Burroughs’ second argument, that other cases under the Revenue Act have not invoked the five-year statute, is also without merit. An examination of those cases discloses that in each one the State was plaintiff and the taxpayer was defendant. It is elementary that a statute of limitations will not run against the sovereign. Clare v. Bell (1941), 378 Ill. 128, 37 N.E.2d 812.
Two subsidiary questions remain to be answered. First, Burroughs raises the issue of when the statute of limitations began to run, assuming arguendo that it applies. He claims in his brief that he requested a tax deed in May 1973, although that fact does not appear in the record in this case. Even assuming that date, February 1980 is far beyond the five-year limitation.

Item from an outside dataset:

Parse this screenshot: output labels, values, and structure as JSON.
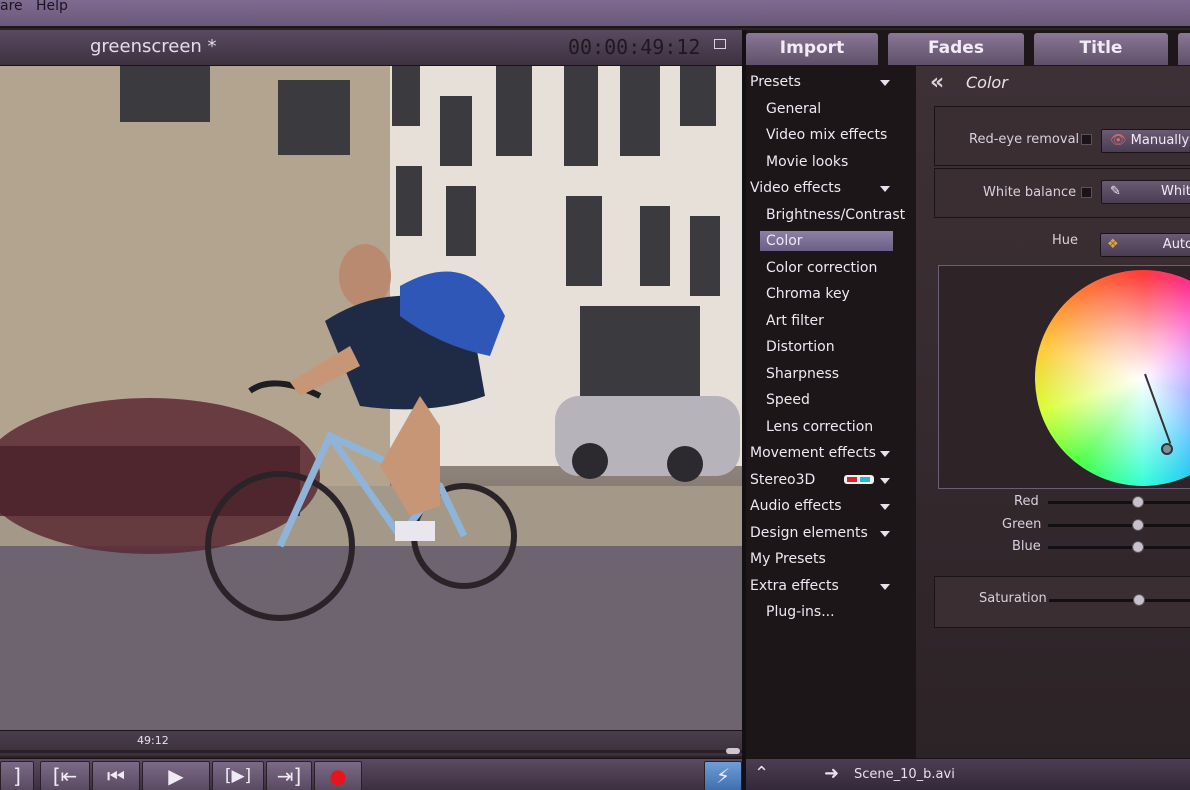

The general policy underlying tax sales is an effort to return the property to the tax rolls and into commerce. Consonant with that policy, the statute should begin to run at its earliest possible time. The statute itself is of little assistance. It states only, “Whenever it shall *469be made to appear ***.”'It is our opinion that it begins to run at the time of sale. The buyer is charged with knowledge of the circumstances which might lead to a sale in error. In La Salle National Bank v. Hoffman (1971), 1 Ill. App. 3d 470, 477, 274 N.E.2d 640, 645, the court said:
“The sole person who is interested in a refund under Section 260 of the Revenue Act of tax-sale money and therefore the only one who can make representations to the County Clerk to induce a ‘sale in error’ entry is the taxbuyer who would lose all the money he invested in a void tax sale but for that Section. It is up to the taxbuyer to discover the facts that void his purchase, if there be any, and to demand a refund from the County Collector based on the County Clerk’s ‘sale in error’ entry which is made on one or more of the four grounds set forth in section 260.”

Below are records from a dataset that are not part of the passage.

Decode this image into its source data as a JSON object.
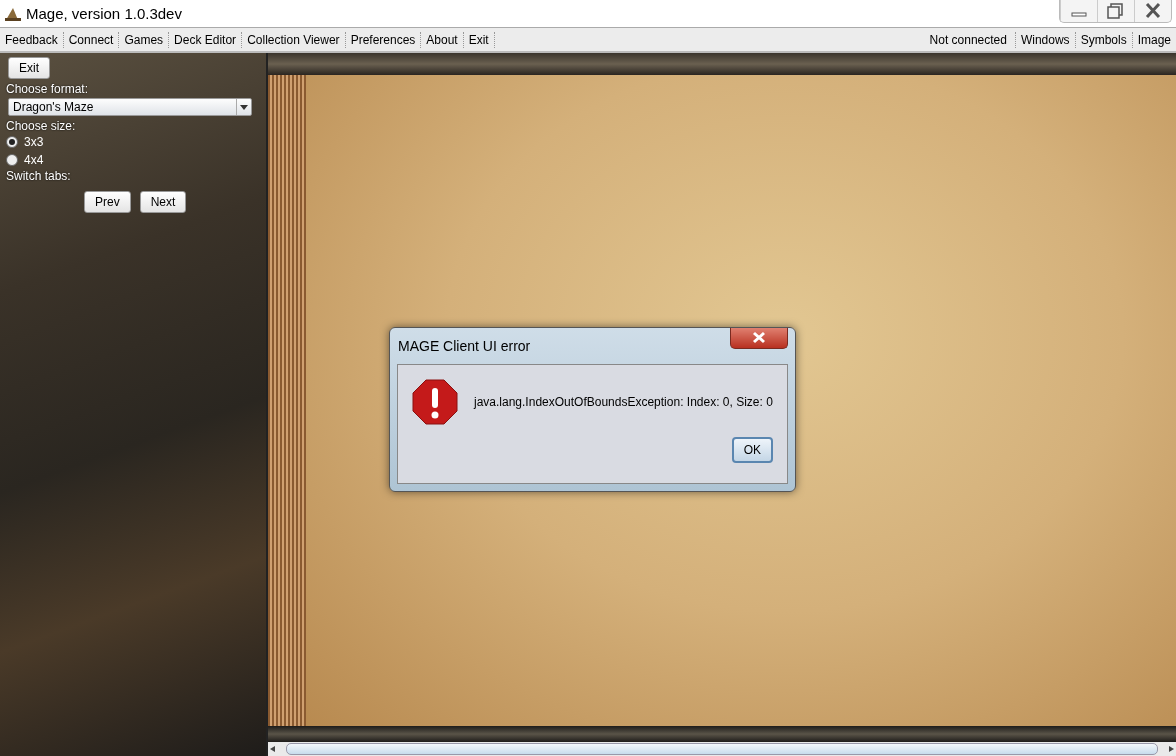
{
  "window": {
    "title": "Mage, version 1.0.3dev"
  },
  "menu_bar": {
    "left_items": [
      "Feedback",
      "Connect",
      "Games",
      "Deck Editor",
      "Collection Viewer",
      "Preferences",
      "About",
      "Exit"
    ],
    "status": "Not connected",
    "right_items": [
      "Windows",
      "Symbols",
      "Image"
    ]
  },
  "side_panel": {
    "exit_button": "Exit",
    "format_label": "Choose format:",
    "format_value": "Dragon's Maze",
    "size_label": "Choose size:",
    "sizes": [
      {
        "label": "3x3",
        "selected": true
      },
      {
        "label": "4x4",
        "selected": false
      }
    ],
    "tabs_label": "Switch tabs:",
    "buttons": [
      "Prev",
      "Next"
    ]
  },
  "dialog": {
    "title": "MAGE Client UI error",
    "message": "java.lang.IndexOutOfBoundsException: Index: 0, Size: 0",
    "button": "OK"
  }
}
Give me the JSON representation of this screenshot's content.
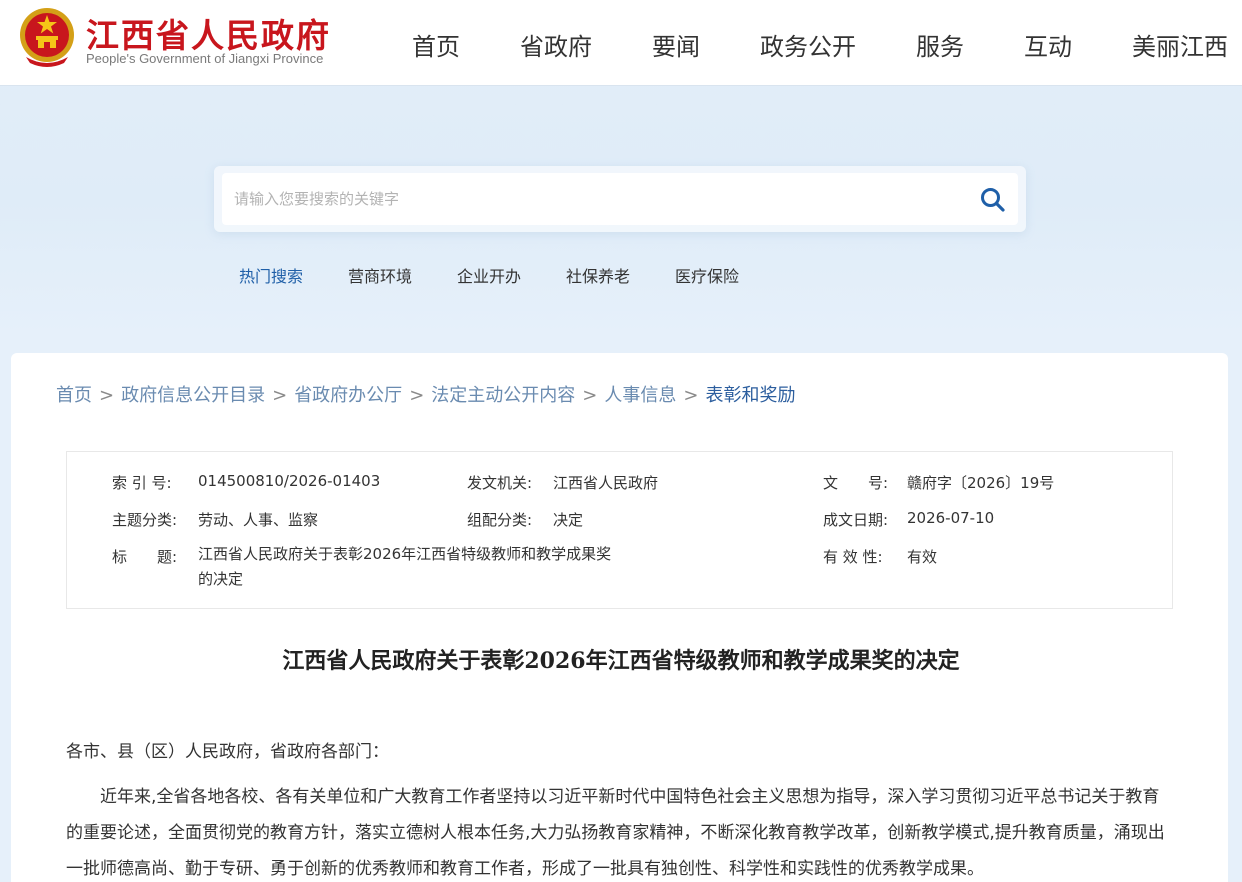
{
  "header": {
    "site_name": "江西省人民政府",
    "site_name_en": "People's Government of Jiangxi Province",
    "emblem_icon": "national-emblem-icon",
    "nav": [
      "首页",
      "省政府",
      "要闻",
      "政务公开",
      "服务",
      "互动",
      "美丽江西"
    ]
  },
  "search": {
    "placeholder": "请输入您要搜索的关键字",
    "value": "",
    "button_icon": "search-icon",
    "hot_label": "热门搜索",
    "hot_items": [
      "营商环境",
      "企业开办",
      "社保养老",
      "医疗保险"
    ]
  },
  "breadcrumb": {
    "items": [
      "首页",
      "政府信息公开目录",
      "省政府办公厅",
      "法定主动公开内容",
      "人事信息"
    ],
    "separator": ">",
    "current": "表彰和奖励"
  },
  "meta": {
    "index_label": "索 引 号:",
    "index_value": "014500810/2026-01403",
    "issuer_label": "发文机关:",
    "issuer_value": "江西省人民政府",
    "docno_label": "文　　号:",
    "docno_value": "赣府字〔2026〕19号",
    "topic_label": "主题分类:",
    "topic_value": "劳动、人事、监察",
    "category_label": "组配分类:",
    "category_value": "决定",
    "date_label": "成文日期:",
    "date_value": "2026-07-10",
    "title_label": "标　　题:",
    "title_value": "江西省人民政府关于表彰2026年江西省特级教师和教学成果奖的决定",
    "validity_label": "有 效 性:",
    "validity_value": "有效"
  },
  "document": {
    "title": "江西省人民政府关于表彰2026年江西省特级教师和教学成果奖的决定",
    "salutation": "各市、县（区）人民政府，省政府各部门：",
    "paragraph1": "近年来,全省各地各校、各有关单位和广大教育工作者坚持以习近平新时代中国特色社会主义思想为指导，深入学习贯彻习近平总书记关于教育的重要论述，全面贯彻党的教育方针，落实立德树人根本任务,大力弘扬教育家精神，不断深化教育教学改革，创新教学模式,提升教育质量，涌现出一批师德高尚、勤于专研、勇于创新的优秀教师和教育工作者，形成了一批具有独创性、科学性和实践性的优秀教学成果。"
  },
  "colors": {
    "brand_red": "#c8161d",
    "link_blue": "#1f5fa8",
    "breadcrumb_blue": "#6a8bb0",
    "page_bg": "#e3eef9"
  }
}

The buyer thus has five years from the date of sale in which to determine its validity. He may seek a deed, and if that fails, he may request alternative relief, refund under section 260. This is exactly what occurred in In re Application of County Collector (1979), 79 Ill. App. 3d 151, 398 N.E.2d 392.

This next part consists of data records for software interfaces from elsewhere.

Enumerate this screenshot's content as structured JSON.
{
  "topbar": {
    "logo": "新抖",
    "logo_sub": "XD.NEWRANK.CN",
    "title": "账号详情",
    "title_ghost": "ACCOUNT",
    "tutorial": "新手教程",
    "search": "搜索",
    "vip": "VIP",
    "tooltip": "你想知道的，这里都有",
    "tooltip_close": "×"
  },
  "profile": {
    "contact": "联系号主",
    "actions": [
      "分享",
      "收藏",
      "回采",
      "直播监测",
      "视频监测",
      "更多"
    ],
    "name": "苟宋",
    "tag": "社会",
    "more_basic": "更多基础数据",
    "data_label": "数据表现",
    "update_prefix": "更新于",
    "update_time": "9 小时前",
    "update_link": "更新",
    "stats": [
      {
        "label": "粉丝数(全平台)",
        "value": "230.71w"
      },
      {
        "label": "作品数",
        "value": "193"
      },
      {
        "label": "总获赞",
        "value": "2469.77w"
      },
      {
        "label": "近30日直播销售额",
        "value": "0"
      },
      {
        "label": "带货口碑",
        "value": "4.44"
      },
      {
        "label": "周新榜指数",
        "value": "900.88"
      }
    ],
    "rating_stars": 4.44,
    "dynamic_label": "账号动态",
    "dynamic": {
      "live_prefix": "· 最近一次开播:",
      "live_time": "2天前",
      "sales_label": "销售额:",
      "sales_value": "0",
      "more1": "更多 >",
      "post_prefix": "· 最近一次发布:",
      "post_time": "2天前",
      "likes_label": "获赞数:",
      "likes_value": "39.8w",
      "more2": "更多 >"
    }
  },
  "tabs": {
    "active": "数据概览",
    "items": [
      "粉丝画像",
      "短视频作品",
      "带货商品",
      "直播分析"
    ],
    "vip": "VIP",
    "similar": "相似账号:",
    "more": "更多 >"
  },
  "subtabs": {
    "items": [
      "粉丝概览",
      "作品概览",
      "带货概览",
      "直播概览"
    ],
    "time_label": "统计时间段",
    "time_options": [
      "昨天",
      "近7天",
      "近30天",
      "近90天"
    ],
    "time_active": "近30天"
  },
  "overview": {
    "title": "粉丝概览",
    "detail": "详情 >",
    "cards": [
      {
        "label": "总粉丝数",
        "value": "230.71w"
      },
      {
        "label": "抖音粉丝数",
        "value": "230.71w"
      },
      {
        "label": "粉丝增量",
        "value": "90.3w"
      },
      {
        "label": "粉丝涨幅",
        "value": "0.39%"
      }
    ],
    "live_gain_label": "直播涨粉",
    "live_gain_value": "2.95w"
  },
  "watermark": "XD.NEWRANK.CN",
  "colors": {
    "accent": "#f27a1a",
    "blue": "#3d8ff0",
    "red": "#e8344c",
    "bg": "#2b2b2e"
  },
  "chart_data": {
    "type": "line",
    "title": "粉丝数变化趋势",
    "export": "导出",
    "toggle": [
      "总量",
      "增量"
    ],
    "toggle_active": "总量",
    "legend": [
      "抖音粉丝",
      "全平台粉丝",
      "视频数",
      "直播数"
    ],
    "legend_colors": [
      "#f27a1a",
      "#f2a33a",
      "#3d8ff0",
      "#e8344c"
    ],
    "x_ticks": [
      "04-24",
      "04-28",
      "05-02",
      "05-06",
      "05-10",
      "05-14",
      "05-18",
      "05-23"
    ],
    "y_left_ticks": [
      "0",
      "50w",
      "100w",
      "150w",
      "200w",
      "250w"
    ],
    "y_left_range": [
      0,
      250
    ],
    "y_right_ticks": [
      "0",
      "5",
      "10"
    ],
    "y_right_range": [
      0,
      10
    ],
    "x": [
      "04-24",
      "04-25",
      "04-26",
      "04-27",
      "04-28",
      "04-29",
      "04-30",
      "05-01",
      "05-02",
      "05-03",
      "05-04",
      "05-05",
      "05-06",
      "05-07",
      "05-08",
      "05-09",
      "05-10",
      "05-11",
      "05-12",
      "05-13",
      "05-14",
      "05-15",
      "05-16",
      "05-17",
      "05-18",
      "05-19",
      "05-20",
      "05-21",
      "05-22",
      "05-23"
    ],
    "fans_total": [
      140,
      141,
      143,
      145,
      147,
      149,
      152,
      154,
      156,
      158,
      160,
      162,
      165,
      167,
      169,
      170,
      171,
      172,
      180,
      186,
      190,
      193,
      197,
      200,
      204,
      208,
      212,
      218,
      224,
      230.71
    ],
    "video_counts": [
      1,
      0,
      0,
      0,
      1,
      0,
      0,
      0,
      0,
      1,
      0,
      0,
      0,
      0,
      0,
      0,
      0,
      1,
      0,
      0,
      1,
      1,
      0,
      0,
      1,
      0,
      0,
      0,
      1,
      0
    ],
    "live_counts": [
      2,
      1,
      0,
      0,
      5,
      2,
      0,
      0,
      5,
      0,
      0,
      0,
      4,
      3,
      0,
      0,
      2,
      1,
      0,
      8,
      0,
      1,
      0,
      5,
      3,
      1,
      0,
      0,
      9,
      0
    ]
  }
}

If in fact Burroughs sought a deed in May 1973 and it was refused, he has slept on his rights insofar as a refund or reimbursement is concerned.
The second subsidiary issue is Burroughs’ claim that litigation tolled the statute. However, he does not explain what litigation. There are two prior reported cases involving the Foundation: Hopedale Medical Foundation v. Tazewell County Collector (1978), 59 Ill. App. 3d 816, 375 N.E.2d 1376, and People ex rel. County Collector v. Hopedale Medical Foundation (1970), 46 Ill. 2d 450, 264 N.E.2d 4. The latter held that the Foundation was not exempt from taxation from 1962 through 1966; it obviously has no bearing on the current litigation. In the 1978 case Burroughs is included as an intervening petitioner but the court said that he made no appearances in the trial court and did not pursue the appeal. The 1978 case, like the 1970 one, established the Foundation’s liability for taxes but otherwise does not pertain in any way to the tax sales.
In any event, litigation over the Foundation’s status, whether Burroughs were a party to it or not, would not prevent a suit for refund or reimbursement unless the latter were specifically precluded. In 25 Ill. L. & Prac. Limitations sec. 94 (1956), it is said:
“While the pendency of other legal proceedings may suspend the running of the statute during the period that such pen*470dency precludes the plaintiff from proceeding with the cause of action, in order that pendency of other proceedings should have the effect of tolling the statute of limitation the proceedings must be such as to prevent enforcement of the remedy by action. The pendency of proceedings as to a different matter will not toll the statute of limitations.”
For all the foregoing reasons, the order of the circuit court of Tazewell County dismissing the complaints is affirmed.
GREEN, P.J., and LEWIS, J., concur.